come despite my repeated efforts to get the message out that there
are no grants to start a business venture.
If you are listening to advertisements on TV and radio
promising free money to new businesses, please pay close attention
to what is being said. The ads are worded so that they catch attention,
and you need to be very careful when gathering information on these
The truth is that the U.S. Small Business Administration
does not provide grants for the purpose of business startup or
expansion. That's clearly stated on the SBA's answers
to startup questions Web page. The agency does, however, offer
several loan programs. The Small Business Development Center at
the University of Wisconsin Green Bay offers additional
information to clear up the widespread misconception about free
So what funding alternatives are available for startups?
Let me offer two for you to consider:
1. A direct commercial or real estate loan, or
2. A joint venture idea that allows you to start
the business while creating opportunities for others who live
in the area.
The first option is the classic commercial loan application.
Put together your business plan, fill out the loan application forms
and seek the loan. Get some help from the nearest Small
Business Development Center, SCORE
Business Development Center or Women's
I urge you to seek the free counseling and guidance
of as many of these agencies as possible. Look at it like getting
a second doctor's opinion. It gives you a deeper understanding and
better preparation for the loan application process.
The loan application may or may not include a purchase
of the property. That adds significant collateral. If the building
is big enough, you may want to lease out extra space to other business
ventures, especially types of ventures that would increase traffic
to your café.
The second alternative, a joint venture, is worth
considering if the building for your prospective business is located
in an economically depressed zone. A nonprofit, community-based
organization can apply to purchase the building. I believe there
are grants for these situations that would facilitate the venture.
You could then entertain leasing space in the building for your
A very seldom-mentioned agency is the Economic
Development Administration. I consider it the premier federal
agency that addresses economic development in economically depressed
communities. However, funding focuses on nonprofits as the lead
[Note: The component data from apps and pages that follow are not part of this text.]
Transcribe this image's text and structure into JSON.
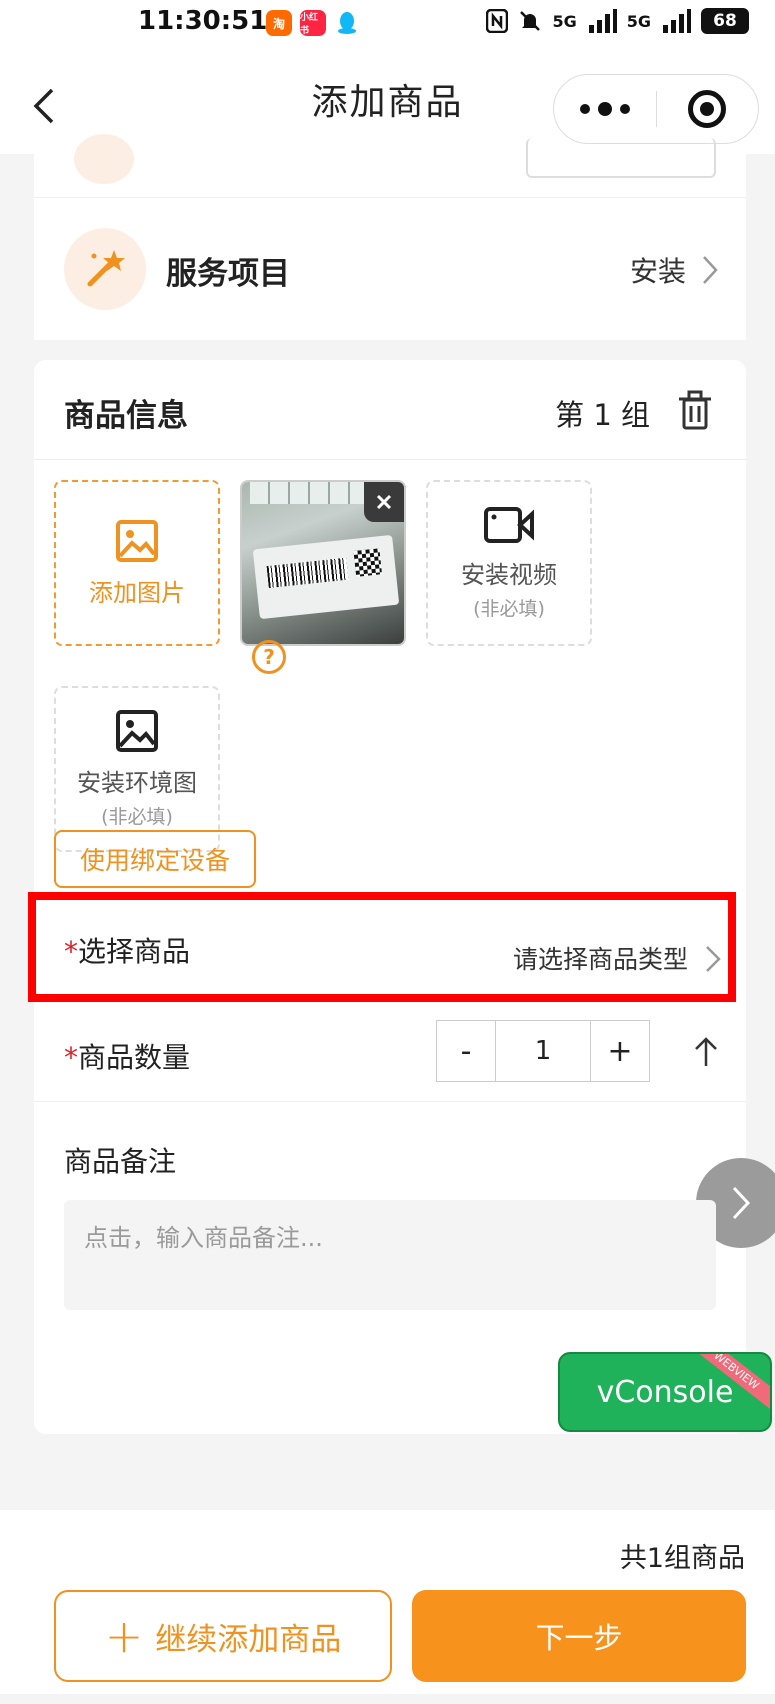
{
  "status_bar": {
    "time": "11:30:51",
    "apps": [
      {
        "icon": "taobao-icon",
        "text": "淘",
        "color": "#ff6a00"
      },
      {
        "icon": "xiaohongshu-icon",
        "text": "小红书",
        "color": "#ff2442"
      },
      {
        "icon": "qq-icon",
        "text": "",
        "color": "#12b7f5"
      }
    ],
    "network_1": "5G",
    "network_2": "5G",
    "battery": "68"
  },
  "nav": {
    "title": "添加商品",
    "back_icon": "chevron-left-icon",
    "more_icon": "more-icon",
    "close_icon": "target-icon"
  },
  "service": {
    "label": "服务项目",
    "value": "安装",
    "icon": "magic-wand-icon"
  },
  "goods": {
    "title": "商品信息",
    "group": "第 1 组",
    "delete_icon": "trash-icon",
    "tiles": {
      "add_image": "添加图片",
      "install_video": "安装视频",
      "install_video_sub": "(非必填)",
      "install_env": "安装环境图",
      "install_env_sub": "(非必填)"
    },
    "help_icon": "question-icon",
    "bind_button": "使用绑定设备",
    "select_goods": {
      "required_mark": "*",
      "label": "选择商品",
      "placeholder": "请选择商品类型"
    },
    "quantity": {
      "required_mark": "*",
      "label": "商品数量",
      "minus": "-",
      "value": "1",
      "plus": "+"
    },
    "remark": {
      "label": "商品备注",
      "placeholder": "点击，输入商品备注..."
    }
  },
  "vconsole": {
    "label": "vConsole",
    "tag": "WEBVIEW"
  },
  "footer": {
    "count": "共1组商品",
    "continue_label": "继续添加商品",
    "next_label": "下一步"
  },
  "colors": {
    "accent": "#f7921d",
    "required": "#e0202a",
    "highlight_box": "#ff0000"
  }
}
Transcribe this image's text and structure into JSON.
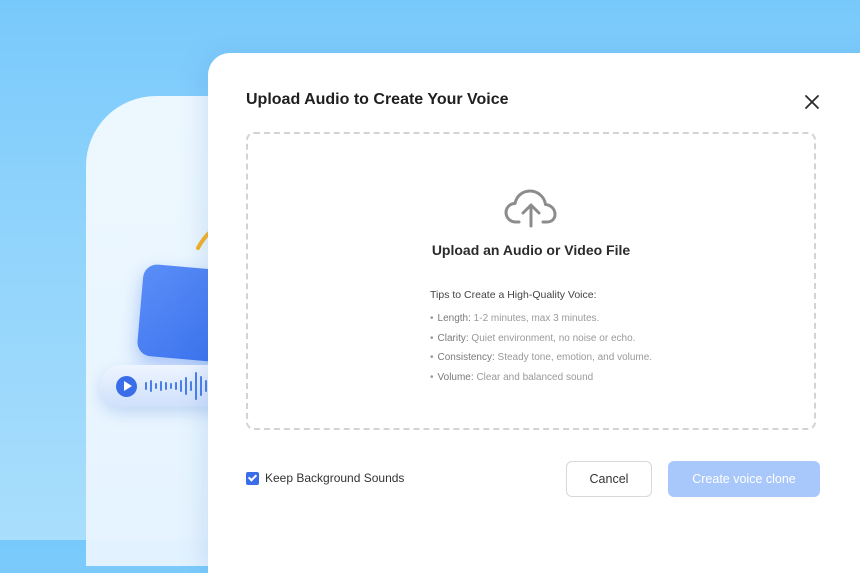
{
  "modal": {
    "title": "Upload Audio to Create Your Voice",
    "close_icon": "close-icon"
  },
  "dropzone": {
    "icon": "cloud-upload-icon",
    "title": "Upload an Audio or Video File",
    "tips_heading": "Tips to Create a High-Quality Voice:",
    "tips": [
      {
        "key": "Length:",
        "text": "1-2 minutes, max 3 minutes."
      },
      {
        "key": "Clarity:",
        "text": "Quiet environment, no noise or echo."
      },
      {
        "key": "Consistency:",
        "text": "Steady tone, emotion, and volume."
      },
      {
        "key": "Volume:",
        "text": "Clear and balanced sound"
      }
    ]
  },
  "footer": {
    "keep_background_label": "Keep Background Sounds",
    "keep_background_checked": true,
    "cancel_label": "Cancel",
    "create_label": "Create voice clone"
  },
  "colors": {
    "accent": "#3a6ee8",
    "create_button_disabled": "#a8c7fa",
    "background": "#78c9fb"
  }
}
agencies in these communities. You may want to contact a local economic
development agency if considering this second alternative.
I sincerely wish you well.
-- Posted: Aug. 28, 2001